# TASK ITEM
Filter this data down to the lines that hold "over", and copy them.

** Opening PROVIDED DATA block **

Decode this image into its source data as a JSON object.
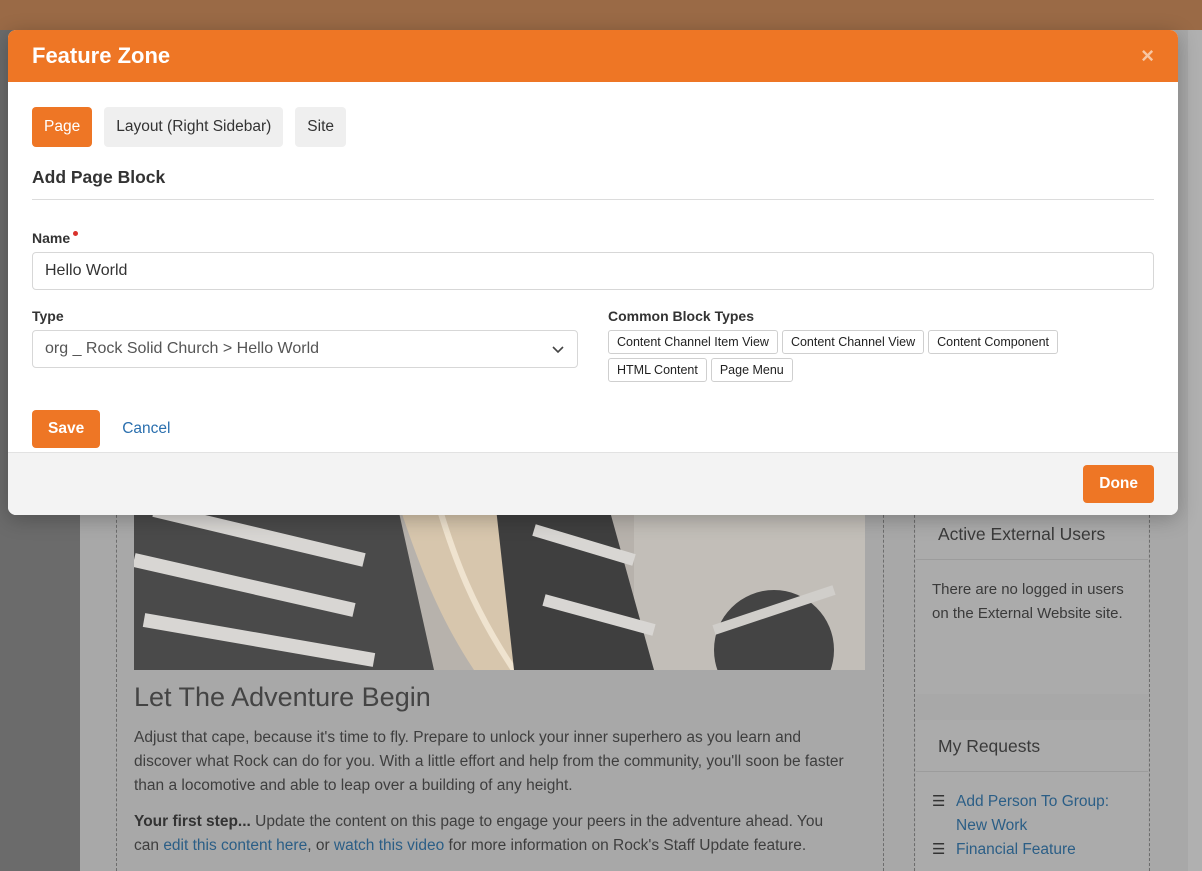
{
  "modal": {
    "title": "Feature Zone",
    "close_label": "×",
    "tabs": [
      {
        "label": "Page",
        "active": true
      },
      {
        "label": "Layout (Right Sidebar)",
        "active": false
      },
      {
        "label": "Site",
        "active": false
      }
    ],
    "section_title": "Add Page Block",
    "name_label": "Name",
    "name_value": "Hello World",
    "type_label": "Type",
    "type_value": "org _ Rock Solid Church > Hello World",
    "common_label": "Common Block Types",
    "common_block_types": [
      "Content Channel Item View",
      "Content Channel View",
      "Content Component",
      "HTML Content",
      "Page Menu"
    ],
    "save_label": "Save",
    "cancel_label": "Cancel",
    "done_label": "Done"
  },
  "background": {
    "heading": "Let The Adventure Begin",
    "para1": "Adjust that cape, because it's time to fly. Prepare to unlock your inner superhero as you learn and discover what Rock can do for you. With a little effort and help from the community, you'll soon be faster than a locomotive and able to leap over a building of any height.",
    "para2_bold": "Your first step...",
    "para2_a": " Update the content on this page to engage your peers in the adventure ahead. You can ",
    "para2_link1": "edit this content here",
    "para2_b": ", or ",
    "para2_link2": "watch this video",
    "para2_c": " for more information on Rock's Staff Update feature.",
    "active_users_title": "Active External Users",
    "active_users_body": "There are no logged in users on the External Website site.",
    "my_requests_title": "My Requests",
    "requests": [
      "Add Person To Group: New Work",
      "Financial Feature"
    ]
  },
  "colors": {
    "accent": "#ee7625",
    "link": "#2a6fae"
  }
}
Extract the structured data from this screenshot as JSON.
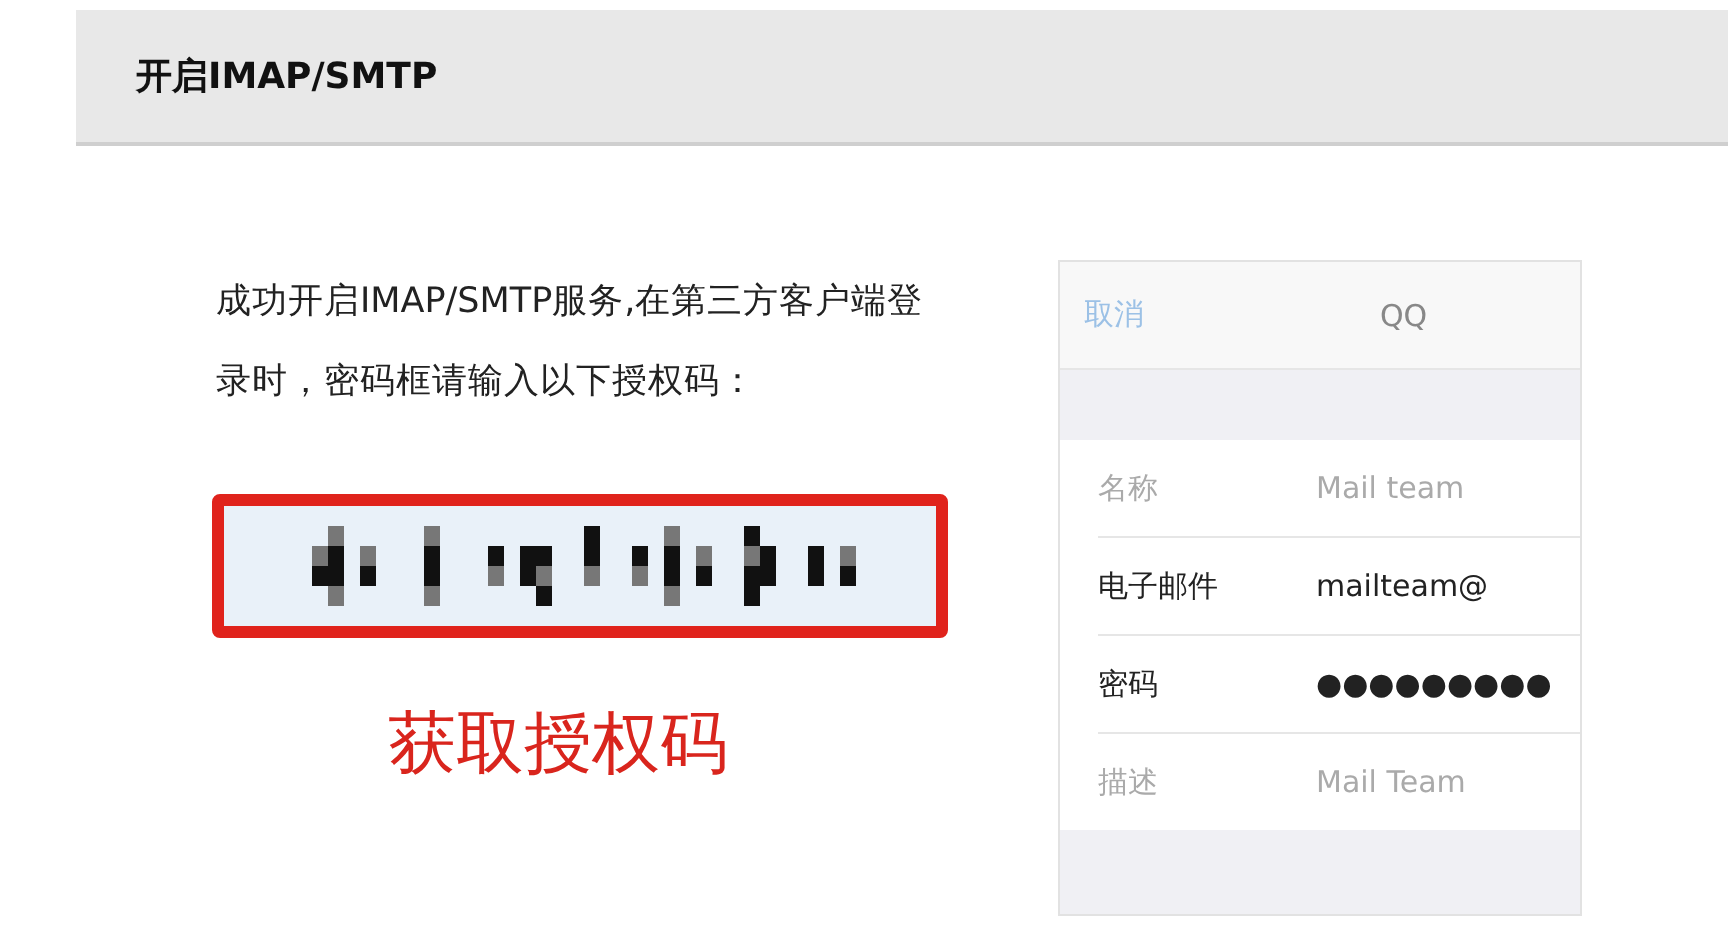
{
  "header": {
    "title": "开启IMAP/SMTP"
  },
  "message": "成功开启IMAP/SMTP服务,在第三方客户端登录时，密码框请输入以下授权码：",
  "caption": "获取授权码",
  "phone_form": {
    "cancel": "取消",
    "title": "QQ",
    "rows": [
      {
        "label": "名称",
        "placeholder": "Mail team"
      },
      {
        "label": "电子邮件",
        "value": "mailteam@"
      },
      {
        "label": "密码",
        "value": "●●●●●●●●●"
      },
      {
        "label": "描述",
        "placeholder": "Mail Team"
      }
    ]
  }
}
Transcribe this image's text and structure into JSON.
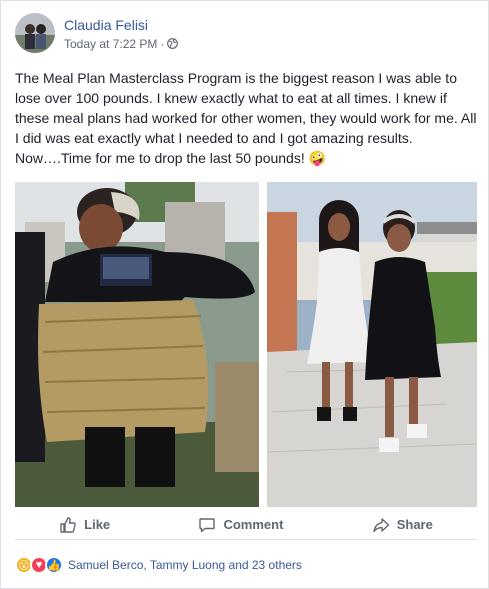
{
  "post": {
    "author": "Claudia Felisi",
    "timestamp": "Today at 7:22 PM",
    "separator": "·",
    "privacy_icon": "globe-icon",
    "text": "The Meal Plan Masterclass Program is the biggest reason I was able to lose over 100 pounds. I knew exactly what to eat at all times. I knew if these meal plans had worked for other women, they would work for me. All I did was eat exactly what I needed to and I got amazing results. Now….Time for me to drop the last 50 pounds! 🤪",
    "photos": [
      {
        "icon": "before-photo"
      },
      {
        "icon": "after-photo"
      }
    ]
  },
  "actions": {
    "like": "Like",
    "comment": "Comment",
    "share": "Share"
  },
  "reactions": {
    "icons": [
      "wow-icon",
      "love-icon",
      "like-icon"
    ],
    "wow_glyph": "😮",
    "love_glyph": "♥",
    "like_glyph": "👍",
    "names": "Samuel Berco, Tammy Luong and 23 others"
  },
  "colors": {
    "link": "#385898",
    "muted": "#606770",
    "like_blue": "#1877f2",
    "love_red": "#f33e58",
    "wow_yellow": "#f7b125"
  }
}
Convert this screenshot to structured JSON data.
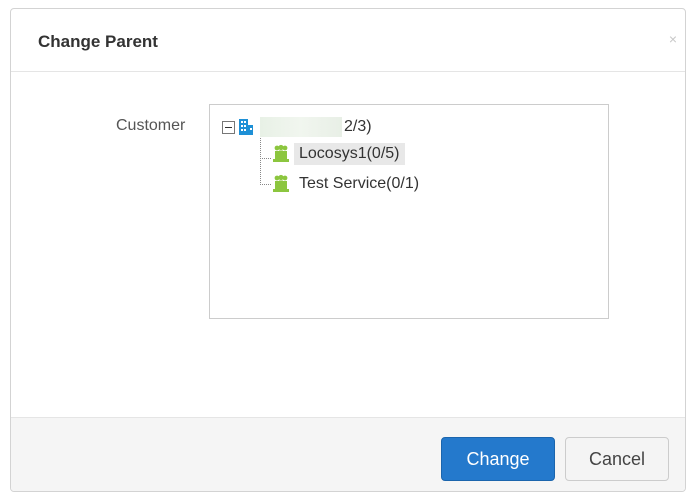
{
  "dialog": {
    "title": "Change Parent",
    "close_glyph": "×"
  },
  "form": {
    "customer_label": "Customer"
  },
  "tree": {
    "root": {
      "label_visible": "2/3)",
      "icon": "building-icon",
      "expanded": true
    },
    "children": [
      {
        "label": "Locosys1(0/5)",
        "icon": "group-icon",
        "selected": true
      },
      {
        "label": "Test Service(0/1)",
        "icon": "group-icon",
        "selected": false
      }
    ]
  },
  "footer": {
    "change_label": "Change",
    "cancel_label": "Cancel"
  },
  "colors": {
    "primary": "#2479cc",
    "group_icon": "#8cc63f",
    "building_icon": "#1e90d6"
  }
}
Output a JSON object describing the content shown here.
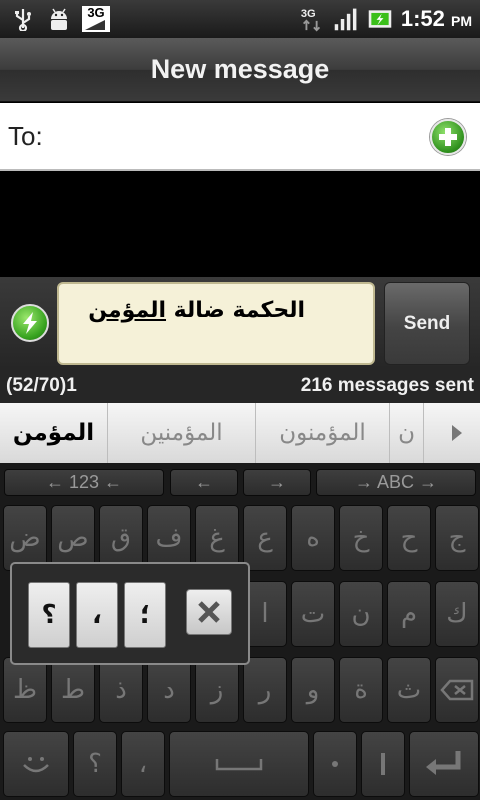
{
  "status_bar": {
    "left_icons": [
      "usb-icon",
      "android-debug-icon",
      "3g-data-icon"
    ],
    "network_label": "3G",
    "data_label": "3G",
    "time": "1:52",
    "ampm": "PM",
    "battery_color": "#3bbf1a"
  },
  "title": "New message",
  "recipient": {
    "label": "To:",
    "value": ""
  },
  "compose": {
    "text_plain": "الحكمة ضالة ",
    "text_underlined": "المؤمن",
    "send_label": "Send"
  },
  "counter": {
    "left": "(52/70)1",
    "right": "216 messages sent"
  },
  "suggestions": [
    "المؤمن",
    "المؤمنين",
    "المؤمنون",
    "ن"
  ],
  "keyboard": {
    "nav": [
      "← 123 ←",
      "←",
      "→",
      "→ ABC →"
    ],
    "rows": [
      [
        "ض",
        "ص",
        "ق",
        "ف",
        "غ",
        "ع",
        "ه",
        "خ",
        "ح",
        "ج"
      ],
      [
        "",
        "",
        "",
        "",
        "",
        "ا",
        "ت",
        "ن",
        "م",
        "ك"
      ],
      [
        "ظ",
        "ط",
        "ذ",
        "د",
        "ز",
        "ر",
        "و",
        "ة",
        "ث",
        ""
      ],
      [
        "",
        "؟",
        "،",
        "",
        "",
        "",
        "",
        "",
        "",
        ""
      ]
    ],
    "popup": [
      "؟",
      "،",
      "؛"
    ]
  },
  "colors": {
    "accent_green": "#2e8f1c",
    "paper": "#f5f1d8"
  }
}
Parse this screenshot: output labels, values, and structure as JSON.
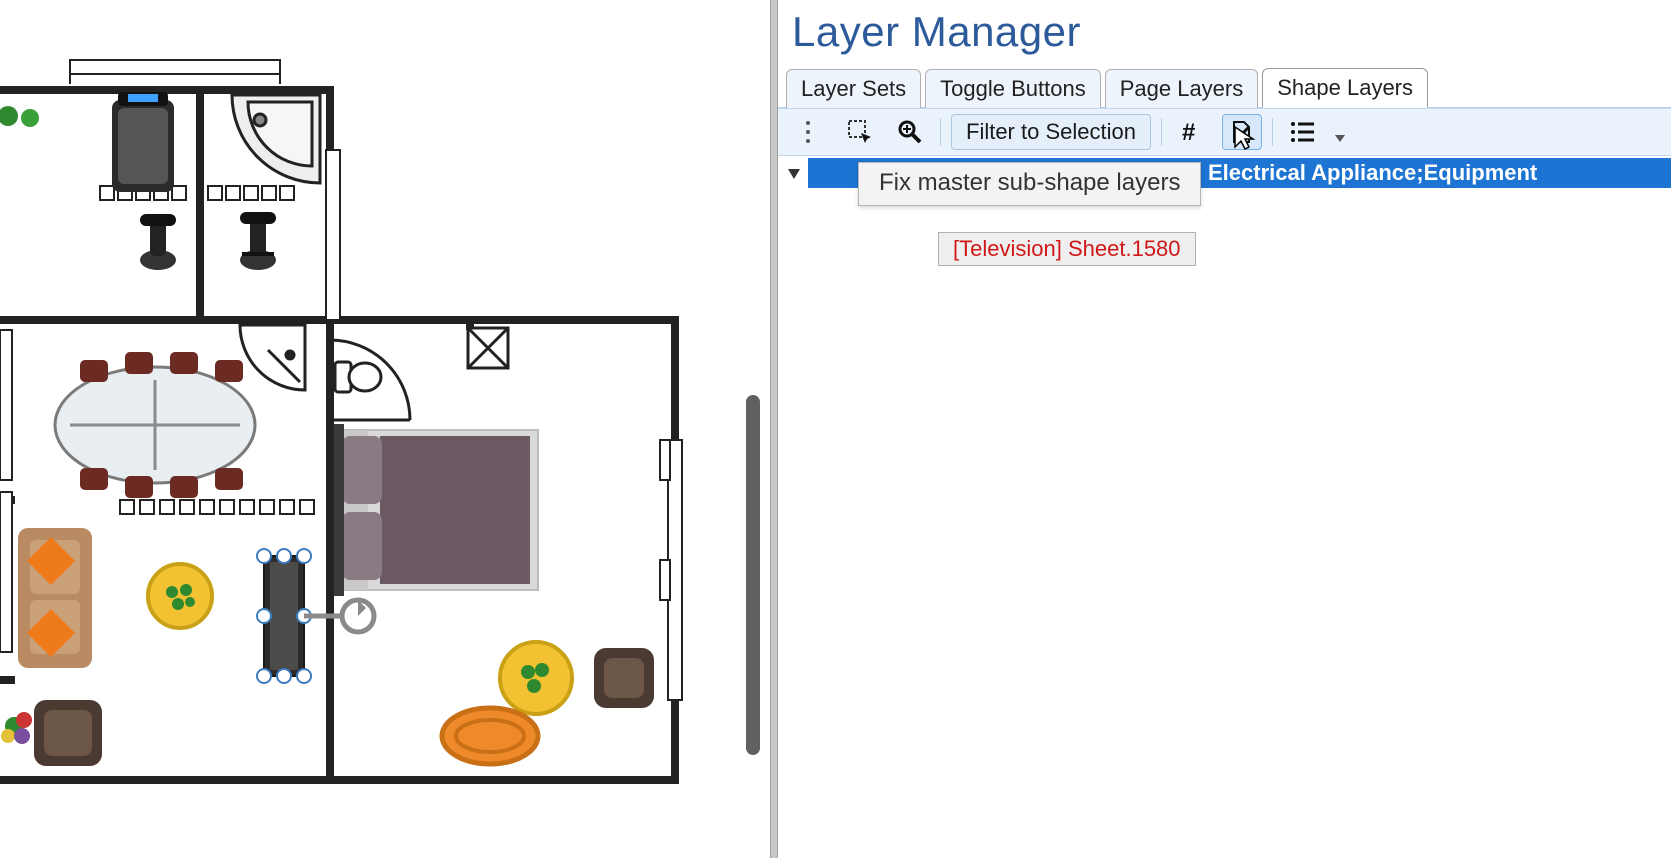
{
  "panel": {
    "title": "Layer Manager",
    "tabs": [
      {
        "id": "layer-sets",
        "label": "Layer Sets",
        "active": false
      },
      {
        "id": "toggle-buttons",
        "label": "Toggle Buttons",
        "active": false
      },
      {
        "id": "page-layers",
        "label": "Page Layers",
        "active": false
      },
      {
        "id": "shape-layers",
        "label": "Shape Layers",
        "active": true
      }
    ],
    "toolbar": {
      "filter_label": "Filter to Selection",
      "icons": {
        "grip": "grip-vertical-icon",
        "select_shapes": "select-shapes-icon",
        "zoom": "zoom-icon",
        "count": "hash-icon",
        "fix_master": "fix-master-icon",
        "list": "list-icon",
        "dropdown": "dropdown-icon"
      }
    },
    "tooltip": "Fix master sub-shape layers",
    "selected_row_label": "Electrical Appliance;Equipment",
    "child_row": {
      "master": "Television",
      "sheet": "Sheet.1580"
    }
  },
  "canvas": {
    "description": "Residential floor plan drawing with furniture shapes (treadmill, exercise bikes, dining table, sofa, armchairs, bed, bathtub, TV, rugs, plants).",
    "visible_shapes": [
      "treadmill",
      "corner-bathtub",
      "exercise-bike",
      "exercise-bike",
      "dining-table-oval",
      "chair",
      "chair",
      "chair",
      "chair",
      "chair",
      "chair",
      "chair",
      "chair",
      "shower-corner",
      "toilet",
      "double-bed",
      "bedside-table",
      "bedside-table",
      "sofa",
      "cushion",
      "cushion",
      "round-rug-yellow",
      "tv-unit",
      "rotation-handle",
      "armchair",
      "round-rug-yellow",
      "armchair",
      "oval-rug-orange",
      "window-segment",
      "door-swing",
      "plant",
      "plant",
      "plant"
    ]
  }
}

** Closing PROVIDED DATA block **

# TASK SOLUTION
    "para1": "Adjust that cape, because it's time to fly. Prepare to unlock your inner superhero as you learn and discover what Rock can do for you. With a little effort and help from the community, you'll soon be faster than a locomotive and able to leap over a building of any height.",
    "text": "The Meal Plan Masterclass Program is the biggest reason I was able to lose over 100 pounds. I knew exactly what to eat at all times. I knew if these meal plans had worked for other women, they would work for me. All I did was eat exactly what I needed to and I got amazing results. Now….Time for me to drop the last 50 pounds! 🤪",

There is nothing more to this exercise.